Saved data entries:
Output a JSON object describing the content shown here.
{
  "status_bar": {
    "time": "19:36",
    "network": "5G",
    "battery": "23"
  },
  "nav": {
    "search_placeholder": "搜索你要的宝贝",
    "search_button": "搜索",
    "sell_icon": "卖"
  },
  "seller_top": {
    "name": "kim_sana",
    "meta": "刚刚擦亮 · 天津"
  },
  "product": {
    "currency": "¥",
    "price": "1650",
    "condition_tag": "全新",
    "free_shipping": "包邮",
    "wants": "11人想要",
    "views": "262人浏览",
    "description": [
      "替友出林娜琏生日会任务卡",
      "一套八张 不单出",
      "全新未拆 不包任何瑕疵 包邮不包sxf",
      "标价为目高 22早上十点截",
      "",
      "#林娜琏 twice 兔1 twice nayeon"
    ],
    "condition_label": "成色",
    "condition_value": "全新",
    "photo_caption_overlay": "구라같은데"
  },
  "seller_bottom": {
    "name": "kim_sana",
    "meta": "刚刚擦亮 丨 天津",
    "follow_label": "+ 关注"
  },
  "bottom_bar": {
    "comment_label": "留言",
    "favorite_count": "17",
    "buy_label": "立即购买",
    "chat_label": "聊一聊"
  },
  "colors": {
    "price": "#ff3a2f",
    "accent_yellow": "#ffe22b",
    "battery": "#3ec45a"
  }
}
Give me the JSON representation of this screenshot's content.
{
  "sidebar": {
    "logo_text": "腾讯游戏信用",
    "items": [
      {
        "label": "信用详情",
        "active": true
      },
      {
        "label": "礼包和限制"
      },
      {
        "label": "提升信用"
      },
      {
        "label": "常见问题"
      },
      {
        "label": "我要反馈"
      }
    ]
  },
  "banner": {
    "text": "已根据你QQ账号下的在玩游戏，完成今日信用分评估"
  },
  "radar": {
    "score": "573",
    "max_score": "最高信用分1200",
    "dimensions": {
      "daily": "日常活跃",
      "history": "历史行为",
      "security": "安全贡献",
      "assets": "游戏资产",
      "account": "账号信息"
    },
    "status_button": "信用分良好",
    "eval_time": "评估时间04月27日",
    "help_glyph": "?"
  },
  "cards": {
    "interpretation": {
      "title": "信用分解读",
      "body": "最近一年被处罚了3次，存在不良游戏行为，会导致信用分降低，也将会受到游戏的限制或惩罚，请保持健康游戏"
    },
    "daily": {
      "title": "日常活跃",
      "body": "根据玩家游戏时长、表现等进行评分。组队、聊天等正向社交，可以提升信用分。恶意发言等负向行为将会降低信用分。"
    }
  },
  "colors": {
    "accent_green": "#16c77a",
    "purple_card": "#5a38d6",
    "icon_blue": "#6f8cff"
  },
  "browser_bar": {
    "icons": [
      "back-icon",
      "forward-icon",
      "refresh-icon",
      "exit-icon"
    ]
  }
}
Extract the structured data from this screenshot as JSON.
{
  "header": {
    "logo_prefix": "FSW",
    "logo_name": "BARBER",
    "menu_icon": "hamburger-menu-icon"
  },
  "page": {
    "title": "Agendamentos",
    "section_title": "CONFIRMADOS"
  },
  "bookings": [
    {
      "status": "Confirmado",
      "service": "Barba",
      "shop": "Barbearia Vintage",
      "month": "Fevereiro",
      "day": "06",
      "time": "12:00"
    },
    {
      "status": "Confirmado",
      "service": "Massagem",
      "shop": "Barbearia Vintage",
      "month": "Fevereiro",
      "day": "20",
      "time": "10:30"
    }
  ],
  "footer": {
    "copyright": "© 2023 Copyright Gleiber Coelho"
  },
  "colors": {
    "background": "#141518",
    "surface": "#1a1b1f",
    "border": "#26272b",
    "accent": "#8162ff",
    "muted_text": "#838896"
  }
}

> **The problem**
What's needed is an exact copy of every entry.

> **Solution for this exercise**
Output a JSON object describing the content shown here.
{
  "status_bar": {
    "time": "19:36",
    "network": "5G",
    "battery": "23"
  },
  "nav": {
    "search_placeholder": "搜索你要的宝贝",
    "search_button": "搜索",
    "sell_icon": "卖"
  },
  "seller_top": {
    "name": "kim_sana",
    "meta": "刚刚擦亮 · 天津"
  },
  "product": {
    "currency": "¥",
    "price": "1650",
    "condition_tag": "全新",
    "free_shipping": "包邮",
    "wants": "11人想要",
    "views": "262人浏览",
    "description": [
      "替友出林娜琏生日会任务卡",
      "一套八张 不单出",
      "全新未拆 不包任何瑕疵 包邮不包sxf",
      "标价为目高 22早上十点截",
      "",
      "#林娜琏 twice 兔1 twice nayeon"
    ],
    "condition_label": "成色",
    "condition_value": "全新",
    "photo_caption_overlay": "구라같은데"
  },
  "seller_bottom": {
    "name": "kim_sana",
    "meta": "刚刚擦亮 丨 天津",
    "follow_label": "+ 关注"
  },
  "bottom_bar": {
    "comment_label": "留言",
    "favorite_count": "17",
    "buy_label": "立即购买",
    "chat_label": "聊一聊"
  },
  "colors": {
    "price": "#ff3a2f",
    "accent_yellow": "#ffe22b",
    "battery": "#3ec45a"
  }
}
Give me the JSON representation of this screenshot's content.
{
  "sidebar": {
    "logo_text": "腾讯游戏信用",
    "items": [
      {
        "label": "信用详情",
        "active": true
      },
      {
        "label": "礼包和限制"
      },
      {
        "label": "提升信用"
      },
      {
        "label": "常见问题"
      },
      {
        "label": "我要反馈"
      }
    ]
  },
  "banner": {
    "text": "已根据你QQ账号下的在玩游戏，完成今日信用分评估"
  },
  "radar": {
    "score": "573",
    "max_score": "最高信用分1200",
    "dimensions": {
      "daily": "日常活跃",
      "history": "历史行为",
      "security": "安全贡献",
      "assets": "游戏资产",
      "account": "账号信息"
    },
    "status_button": "信用分良好",
    "eval_time": "评估时间04月27日",
    "help_glyph": "?"
  },
  "cards": {
    "interpretation": {
      "title": "信用分解读",
      "body": "最近一年被处罚了3次，存在不良游戏行为，会导致信用分降低，也将会受到游戏的限制或惩罚，请保持健康游戏"
    },
    "daily": {
      "title": "日常活跃",
      "body": "根据玩家游戏时长、表现等进行评分。组队、聊天等正向社交，可以提升信用分。恶意发言等负向行为将会降低信用分。"
    }
  },
  "colors": {
    "accent_green": "#16c77a",
    "purple_card": "#5a38d6",
    "icon_blue": "#6f8cff"
  },
  "browser_bar": {
    "icons": [
      "back-icon",
      "forward-icon",
      "refresh-icon",
      "exit-icon"
    ]
  }
}
Extract the structured data from this screenshot as JSON.
{
  "header": {
    "logo_prefix": "FSW",
    "logo_name": "BARBER",
    "menu_icon": "hamburger-menu-icon"
  },
  "page": {
    "title": "Agendamentos",
    "section_title": "CONFIRMADOS"
  },
  "bookings": [
    {
      "status": "Confirmado",
      "service": "Barba",
      "shop": "Barbearia Vintage",
      "month": "Fevereiro",
      "day": "06",
      "time": "12:00"
    },
    {
      "status": "Confirmado",
      "service": "Massagem",
      "shop": "Barbearia Vintage",
      "month": "Fevereiro",
      "day": "20",
      "time": "10:30"
    }
  ],
  "footer": {
    "copyright": "© 2023 Copyright Gleiber Coelho"
  },
  "colors": {
    "background": "#141518",
    "surface": "#1a1b1f",
    "border": "#26272b",
    "accent": "#8162ff",
    "muted_text": "#838896"
  }
}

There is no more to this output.